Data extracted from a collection
BEGIN

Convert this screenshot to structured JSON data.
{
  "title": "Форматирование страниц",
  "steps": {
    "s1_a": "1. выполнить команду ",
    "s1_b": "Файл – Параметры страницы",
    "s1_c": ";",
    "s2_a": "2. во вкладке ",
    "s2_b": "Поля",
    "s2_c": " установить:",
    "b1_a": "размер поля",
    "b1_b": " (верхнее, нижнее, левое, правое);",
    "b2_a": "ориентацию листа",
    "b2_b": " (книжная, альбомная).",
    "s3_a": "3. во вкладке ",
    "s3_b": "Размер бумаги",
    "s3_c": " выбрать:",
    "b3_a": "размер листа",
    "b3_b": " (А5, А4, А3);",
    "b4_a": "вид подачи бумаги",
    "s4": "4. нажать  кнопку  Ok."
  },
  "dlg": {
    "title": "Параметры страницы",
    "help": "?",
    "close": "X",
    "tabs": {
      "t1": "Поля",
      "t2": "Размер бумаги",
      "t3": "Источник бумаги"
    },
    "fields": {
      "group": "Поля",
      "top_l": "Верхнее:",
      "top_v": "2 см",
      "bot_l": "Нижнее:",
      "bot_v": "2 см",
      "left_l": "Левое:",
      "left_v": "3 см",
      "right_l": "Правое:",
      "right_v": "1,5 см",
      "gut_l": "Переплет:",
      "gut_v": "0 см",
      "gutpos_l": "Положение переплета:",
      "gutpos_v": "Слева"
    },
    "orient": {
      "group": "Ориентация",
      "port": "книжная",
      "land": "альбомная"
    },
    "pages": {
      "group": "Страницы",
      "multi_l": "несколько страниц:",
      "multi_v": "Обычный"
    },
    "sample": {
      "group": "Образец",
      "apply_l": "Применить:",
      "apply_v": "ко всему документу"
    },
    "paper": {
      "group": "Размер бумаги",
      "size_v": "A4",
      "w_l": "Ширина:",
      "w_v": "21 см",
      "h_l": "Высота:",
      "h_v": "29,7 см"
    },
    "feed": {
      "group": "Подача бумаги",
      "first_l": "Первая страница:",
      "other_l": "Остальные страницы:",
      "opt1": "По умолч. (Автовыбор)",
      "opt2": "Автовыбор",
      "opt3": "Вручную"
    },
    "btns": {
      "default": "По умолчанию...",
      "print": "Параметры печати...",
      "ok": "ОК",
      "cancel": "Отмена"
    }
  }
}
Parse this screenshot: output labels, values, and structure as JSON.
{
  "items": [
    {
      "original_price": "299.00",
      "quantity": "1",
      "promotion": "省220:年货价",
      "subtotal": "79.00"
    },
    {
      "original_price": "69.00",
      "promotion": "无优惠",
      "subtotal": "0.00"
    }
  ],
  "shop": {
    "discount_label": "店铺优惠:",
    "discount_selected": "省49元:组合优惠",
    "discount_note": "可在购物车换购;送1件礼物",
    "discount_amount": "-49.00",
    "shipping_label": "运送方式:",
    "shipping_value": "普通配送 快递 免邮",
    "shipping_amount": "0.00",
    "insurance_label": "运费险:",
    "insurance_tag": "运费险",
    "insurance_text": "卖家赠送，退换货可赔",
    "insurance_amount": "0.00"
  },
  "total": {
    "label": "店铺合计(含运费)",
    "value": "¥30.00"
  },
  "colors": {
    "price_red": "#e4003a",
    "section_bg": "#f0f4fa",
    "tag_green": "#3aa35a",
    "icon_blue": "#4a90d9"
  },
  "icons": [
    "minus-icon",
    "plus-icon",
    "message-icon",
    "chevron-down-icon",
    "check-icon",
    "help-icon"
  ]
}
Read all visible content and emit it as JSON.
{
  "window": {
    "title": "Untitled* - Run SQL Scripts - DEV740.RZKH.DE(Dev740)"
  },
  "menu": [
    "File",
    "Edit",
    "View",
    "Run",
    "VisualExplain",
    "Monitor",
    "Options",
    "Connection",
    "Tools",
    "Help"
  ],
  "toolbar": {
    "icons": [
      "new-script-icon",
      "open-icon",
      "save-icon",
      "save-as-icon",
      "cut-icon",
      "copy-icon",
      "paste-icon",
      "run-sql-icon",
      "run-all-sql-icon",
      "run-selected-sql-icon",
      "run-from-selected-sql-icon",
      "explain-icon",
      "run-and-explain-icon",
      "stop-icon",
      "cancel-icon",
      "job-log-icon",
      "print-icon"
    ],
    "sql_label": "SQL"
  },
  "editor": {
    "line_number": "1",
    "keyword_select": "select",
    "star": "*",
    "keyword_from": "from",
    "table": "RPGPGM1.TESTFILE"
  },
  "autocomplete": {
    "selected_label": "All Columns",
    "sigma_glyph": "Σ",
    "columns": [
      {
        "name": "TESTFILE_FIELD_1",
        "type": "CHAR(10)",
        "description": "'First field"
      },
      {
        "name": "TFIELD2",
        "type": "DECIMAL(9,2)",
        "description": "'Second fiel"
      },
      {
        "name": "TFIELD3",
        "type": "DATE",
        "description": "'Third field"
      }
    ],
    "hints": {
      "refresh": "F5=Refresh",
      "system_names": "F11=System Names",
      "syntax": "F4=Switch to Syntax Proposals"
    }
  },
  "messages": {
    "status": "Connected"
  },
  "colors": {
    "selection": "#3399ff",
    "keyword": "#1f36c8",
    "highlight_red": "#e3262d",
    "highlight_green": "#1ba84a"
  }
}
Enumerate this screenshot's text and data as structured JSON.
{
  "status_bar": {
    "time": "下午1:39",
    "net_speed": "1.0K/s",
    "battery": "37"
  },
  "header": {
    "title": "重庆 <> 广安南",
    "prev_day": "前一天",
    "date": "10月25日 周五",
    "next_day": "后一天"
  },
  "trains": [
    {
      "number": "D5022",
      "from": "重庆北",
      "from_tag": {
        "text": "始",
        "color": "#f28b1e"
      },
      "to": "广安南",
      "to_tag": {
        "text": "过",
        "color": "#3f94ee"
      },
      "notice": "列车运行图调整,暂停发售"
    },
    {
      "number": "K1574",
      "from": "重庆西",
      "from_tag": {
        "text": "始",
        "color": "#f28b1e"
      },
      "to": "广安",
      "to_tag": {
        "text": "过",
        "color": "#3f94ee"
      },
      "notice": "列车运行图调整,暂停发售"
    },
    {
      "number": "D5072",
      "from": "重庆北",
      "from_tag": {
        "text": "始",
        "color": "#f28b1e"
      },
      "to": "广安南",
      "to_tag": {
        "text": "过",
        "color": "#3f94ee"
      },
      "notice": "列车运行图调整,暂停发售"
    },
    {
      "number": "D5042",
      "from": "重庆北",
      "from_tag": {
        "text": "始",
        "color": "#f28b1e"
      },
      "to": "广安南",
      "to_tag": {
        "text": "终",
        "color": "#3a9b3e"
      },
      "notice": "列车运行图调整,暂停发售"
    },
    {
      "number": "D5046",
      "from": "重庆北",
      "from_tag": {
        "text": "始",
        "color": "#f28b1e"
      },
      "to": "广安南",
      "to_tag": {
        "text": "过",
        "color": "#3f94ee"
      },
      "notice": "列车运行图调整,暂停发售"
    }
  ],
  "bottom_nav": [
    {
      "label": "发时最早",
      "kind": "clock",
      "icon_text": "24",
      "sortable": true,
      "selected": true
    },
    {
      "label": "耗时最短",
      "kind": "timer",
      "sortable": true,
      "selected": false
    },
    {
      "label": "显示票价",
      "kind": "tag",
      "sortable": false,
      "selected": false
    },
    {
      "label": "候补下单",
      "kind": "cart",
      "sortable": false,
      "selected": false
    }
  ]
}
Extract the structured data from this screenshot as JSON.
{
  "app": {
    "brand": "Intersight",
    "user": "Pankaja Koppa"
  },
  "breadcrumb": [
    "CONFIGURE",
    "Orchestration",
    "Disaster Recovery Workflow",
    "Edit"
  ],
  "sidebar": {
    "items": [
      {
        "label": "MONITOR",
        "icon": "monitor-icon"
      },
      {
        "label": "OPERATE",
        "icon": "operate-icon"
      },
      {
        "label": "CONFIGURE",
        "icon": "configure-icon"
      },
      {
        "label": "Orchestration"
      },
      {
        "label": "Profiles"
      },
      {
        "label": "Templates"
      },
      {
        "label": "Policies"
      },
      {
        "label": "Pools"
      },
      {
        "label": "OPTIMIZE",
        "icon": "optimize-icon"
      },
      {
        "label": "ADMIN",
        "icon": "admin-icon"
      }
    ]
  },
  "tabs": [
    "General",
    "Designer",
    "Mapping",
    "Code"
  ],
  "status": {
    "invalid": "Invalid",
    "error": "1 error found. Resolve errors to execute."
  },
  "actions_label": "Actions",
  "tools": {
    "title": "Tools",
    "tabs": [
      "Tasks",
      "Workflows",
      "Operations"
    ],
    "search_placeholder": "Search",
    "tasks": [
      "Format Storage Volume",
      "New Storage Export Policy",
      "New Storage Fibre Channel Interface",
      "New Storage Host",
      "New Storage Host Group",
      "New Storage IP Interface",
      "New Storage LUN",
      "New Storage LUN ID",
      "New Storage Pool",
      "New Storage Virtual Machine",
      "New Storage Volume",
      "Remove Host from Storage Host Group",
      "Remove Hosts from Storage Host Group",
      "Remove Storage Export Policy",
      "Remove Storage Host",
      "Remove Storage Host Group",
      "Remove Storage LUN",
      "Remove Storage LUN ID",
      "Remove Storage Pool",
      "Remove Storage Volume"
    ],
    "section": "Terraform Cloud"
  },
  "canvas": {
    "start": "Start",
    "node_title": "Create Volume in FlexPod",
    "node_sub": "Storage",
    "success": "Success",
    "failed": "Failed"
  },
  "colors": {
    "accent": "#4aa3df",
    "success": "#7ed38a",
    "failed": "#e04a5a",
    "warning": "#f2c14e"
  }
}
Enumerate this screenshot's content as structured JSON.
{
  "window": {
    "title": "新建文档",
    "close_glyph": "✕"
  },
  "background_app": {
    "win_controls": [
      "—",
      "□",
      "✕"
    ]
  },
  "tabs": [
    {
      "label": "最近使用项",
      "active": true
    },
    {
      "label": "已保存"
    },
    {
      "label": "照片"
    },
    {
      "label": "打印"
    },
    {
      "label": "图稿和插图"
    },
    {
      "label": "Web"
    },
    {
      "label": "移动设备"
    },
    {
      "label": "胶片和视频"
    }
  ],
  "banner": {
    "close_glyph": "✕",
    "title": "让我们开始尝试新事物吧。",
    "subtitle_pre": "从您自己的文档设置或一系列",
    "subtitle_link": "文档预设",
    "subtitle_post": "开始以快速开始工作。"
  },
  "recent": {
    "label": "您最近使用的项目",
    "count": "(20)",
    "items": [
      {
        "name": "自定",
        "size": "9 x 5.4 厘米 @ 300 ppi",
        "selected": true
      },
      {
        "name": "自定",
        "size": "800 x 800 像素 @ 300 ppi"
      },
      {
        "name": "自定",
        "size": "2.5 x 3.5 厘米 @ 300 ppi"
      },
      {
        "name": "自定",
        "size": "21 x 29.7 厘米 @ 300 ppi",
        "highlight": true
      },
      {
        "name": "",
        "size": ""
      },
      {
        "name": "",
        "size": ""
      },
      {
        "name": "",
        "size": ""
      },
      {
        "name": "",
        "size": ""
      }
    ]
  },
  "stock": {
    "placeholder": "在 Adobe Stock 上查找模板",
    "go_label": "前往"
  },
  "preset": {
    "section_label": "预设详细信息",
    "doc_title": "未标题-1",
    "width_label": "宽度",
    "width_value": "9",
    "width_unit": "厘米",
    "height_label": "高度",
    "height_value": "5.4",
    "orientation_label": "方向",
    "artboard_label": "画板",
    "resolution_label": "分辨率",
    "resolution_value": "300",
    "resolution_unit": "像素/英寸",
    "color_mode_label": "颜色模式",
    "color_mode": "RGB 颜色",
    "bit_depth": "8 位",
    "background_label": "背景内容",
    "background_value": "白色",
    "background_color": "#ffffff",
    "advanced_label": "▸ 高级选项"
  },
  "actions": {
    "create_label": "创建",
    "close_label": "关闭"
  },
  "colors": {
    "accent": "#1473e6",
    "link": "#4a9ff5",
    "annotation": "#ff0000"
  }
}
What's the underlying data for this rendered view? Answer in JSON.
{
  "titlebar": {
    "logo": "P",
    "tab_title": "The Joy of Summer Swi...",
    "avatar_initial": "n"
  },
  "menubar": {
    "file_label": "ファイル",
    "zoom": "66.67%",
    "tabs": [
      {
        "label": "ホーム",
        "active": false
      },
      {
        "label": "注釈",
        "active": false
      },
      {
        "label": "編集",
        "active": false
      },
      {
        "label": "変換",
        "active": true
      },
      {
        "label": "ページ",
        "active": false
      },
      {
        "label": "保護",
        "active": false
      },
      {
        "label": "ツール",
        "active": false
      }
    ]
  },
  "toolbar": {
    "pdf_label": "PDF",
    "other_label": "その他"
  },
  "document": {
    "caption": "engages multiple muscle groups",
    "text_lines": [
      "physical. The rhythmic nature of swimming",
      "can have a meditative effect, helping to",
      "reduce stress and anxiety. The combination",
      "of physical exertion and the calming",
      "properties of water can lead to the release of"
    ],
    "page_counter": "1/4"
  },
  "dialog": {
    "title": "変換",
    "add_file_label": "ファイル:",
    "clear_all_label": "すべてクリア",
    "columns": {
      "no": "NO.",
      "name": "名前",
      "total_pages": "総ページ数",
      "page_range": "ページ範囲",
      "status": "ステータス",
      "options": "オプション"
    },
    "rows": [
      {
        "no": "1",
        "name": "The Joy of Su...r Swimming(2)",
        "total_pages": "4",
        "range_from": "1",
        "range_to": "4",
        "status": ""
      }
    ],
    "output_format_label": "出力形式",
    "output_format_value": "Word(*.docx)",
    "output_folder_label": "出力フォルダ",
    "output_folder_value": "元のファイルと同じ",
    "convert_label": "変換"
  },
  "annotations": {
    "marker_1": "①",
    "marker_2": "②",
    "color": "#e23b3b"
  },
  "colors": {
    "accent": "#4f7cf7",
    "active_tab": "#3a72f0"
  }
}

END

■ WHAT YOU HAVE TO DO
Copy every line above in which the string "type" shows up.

■ EXERCISE SOLUTION
        "type": "CHAR(10)",
        "type": "DECIMAL(9,2)",
        "type": "DATE",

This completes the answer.